We’ve been told for months by the national pundits that the U.S. Senate race in West Virginia this year for the seat currently held by Democrat Joe Manchin would be one of the most watched in the country and tonight’s event is an example of the enormity of the contest.
Fox News Channel is launching its America’s Election Headquarters 2018 midterm election series tonight with a debate among the top three Republican candidates in the race. Their coverage begins at 6:30. Bret Baier and Martha MacCallum will moderate the debate.
Fox News Radio is also providing live coverage of the debate, which will be carried on some MetroNews radio stations as well as on the MetroNews website. Fox News Capitol Hill reporter Jared Halpern will anchor the coverage, which begins at 6 p.m.
I’ve talked with Fox and seen the setup at the Metropolitan Theater. The network is putting a lot of resources into this event and their people seem genuinely excited about the debate. Fox News Political Editor Chris Stirewalt, who grew up in West Virginia and worked in West Virginia media before going to Washington, was instrumental in convincing his network to come here.
Monday on Fox News Channel’s The Daily Briefing, FNC’s digital politics editor Chris Stirewalt unveiled Fox News Power Rankings which identified the seven toss up states in the midterms. One of the states identified as a toss up state is West Virginia
Here is a video link: http://video.foxnews.com/v/5778560894001/
Don Blankenship, Evan Jenkins and Patrick Morrisey all must know how much is riding on this debate. They’ve had opportunities to try to perfect their messages and hone their debating at previous events, but this one is different. The stakes are dramatically higher tonight.
The Fox News Poll showed a tight race with Jenkins at 25 percent, Morrisey at 21 percent and Blankenship at 16 percent. (Tom Willis, Bo Copley and Jack Newbrough all polled under ten percent and are not included in the debate.)
The poll also showed that large chunks of the support for each of the top three are soft, 24 percent are undecided and seven percent say “none of the above,” meaning there could be a lot of movement in the final days of the campaign.
The conventional wisdom is that a politician cannot win a race in a debate, but they can lose with a bad performance, but I think the stakes are even higher than that tonight. The closeness of the race and the large percent of undecided voters suggest that many people are still waiting for one of the candidates to strike a chord with them.
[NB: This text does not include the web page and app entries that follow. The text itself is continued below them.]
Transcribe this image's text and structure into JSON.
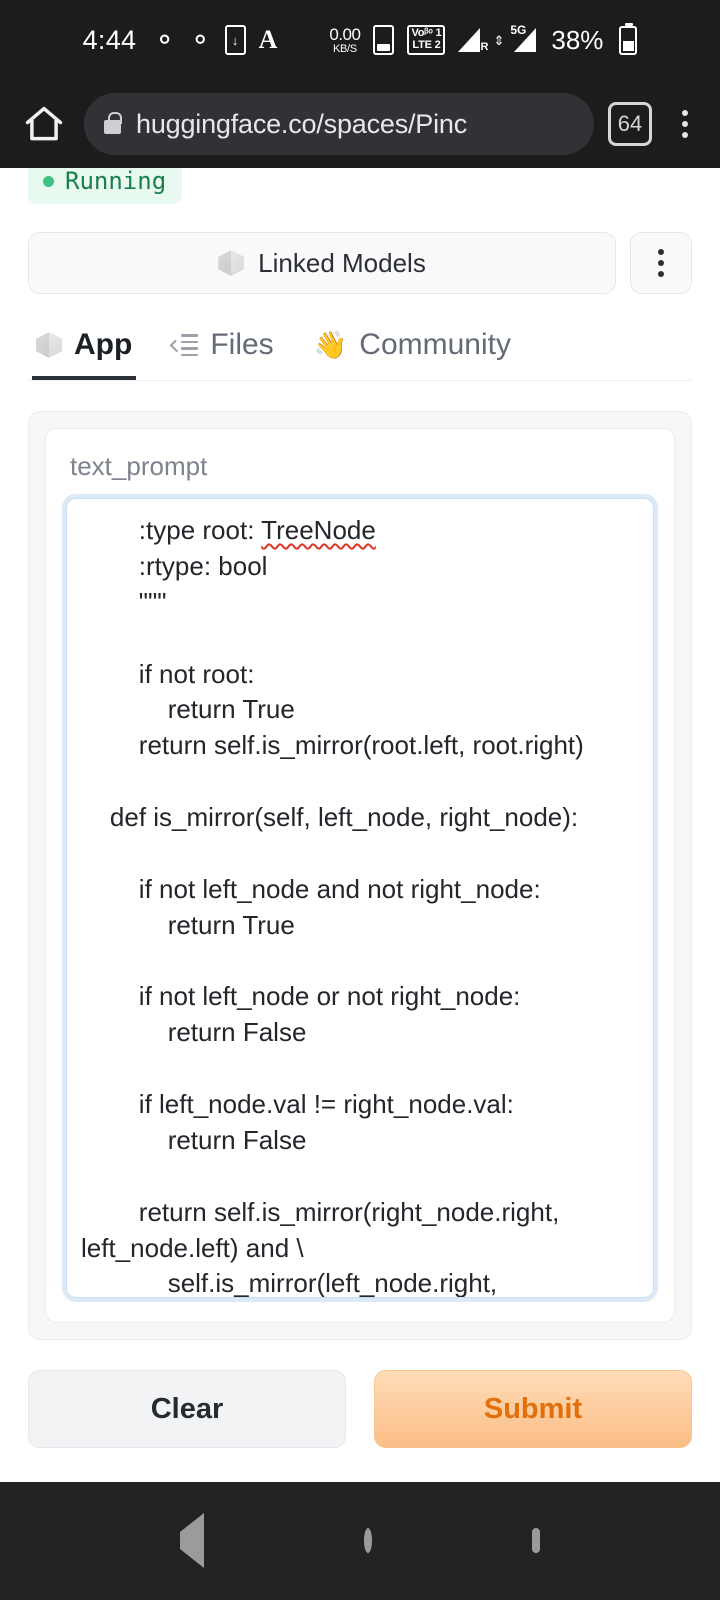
{
  "status_bar": {
    "time": "4:44",
    "icons": [
      "gmail-icon",
      "gmail-icon",
      "download-icon",
      "font-size-icon"
    ],
    "font_glyph": "A",
    "network_speed_value": "0.00",
    "network_speed_unit": "KB/S",
    "sim_icon": "sim-card-icon",
    "volte_line1": "Voᵝᵒ 1",
    "volte_line2": "LTE 2",
    "signal_sub": "R",
    "signal_5g": "5G",
    "battery_percent": "38%"
  },
  "browser": {
    "home_icon": "home-icon",
    "lock_icon": "lock-icon",
    "url": "huggingface.co/spaces/Pinc",
    "tab_count": "64",
    "menu_icon": "kebab-menu-icon"
  },
  "space": {
    "status_label": "Running",
    "linked_models_label": "Linked Models",
    "linked_models_icon": "cube-icon",
    "more_icon": "kebab-menu-icon"
  },
  "tabs": [
    {
      "label": "App",
      "icon": "cube-icon",
      "active": true
    },
    {
      "label": "Files",
      "icon": "files-icon",
      "active": false
    },
    {
      "label": "Community",
      "icon": "waving-hand-icon",
      "active": false
    }
  ],
  "form": {
    "field_label": "text_prompt",
    "code_line_1": "        :type root: ",
    "code_misspelled_word": "TreeNode",
    "code_body": "\n        :rtype: bool\n        \"\"\"\n\n        if not root:\n            return True\n        return self.is_mirror(root.left, root.right)\n\n    def is_mirror(self, left_node, right_node):\n\n        if not left_node and not right_node:\n            return True\n\n        if not left_node or not right_node:\n            return False\n\n        if left_node.val != right_node.val:\n            return False\n\n        return self.is_mirror(right_node.right, left_node.left) and \\\n            self.is_mirror(left_node.right, right_node.left)"
  },
  "actions": {
    "clear_label": "Clear",
    "submit_label": "Submit"
  },
  "nav_bar": {
    "back_icon": "back-triangle-icon",
    "home_icon": "home-circle-icon",
    "recents_icon": "recents-square-icon"
  },
  "colors": {
    "status_green": "#1a7f4b",
    "status_green_bg": "#e8f9ef",
    "submit_text": "#e1700c",
    "focus_ring": "#dceaf8",
    "dark_chrome": "#1c1c1c"
  }
}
It will be fascinating to see how the candidates respond under the bright lights of network television and tough questioning from anchors that are used to going toe-to-toe with politicians. I suspect Baier and McCallum will have less patience than I have had when trying to force the candidates off their talking points.
This should be enlightening and entertaining tonight.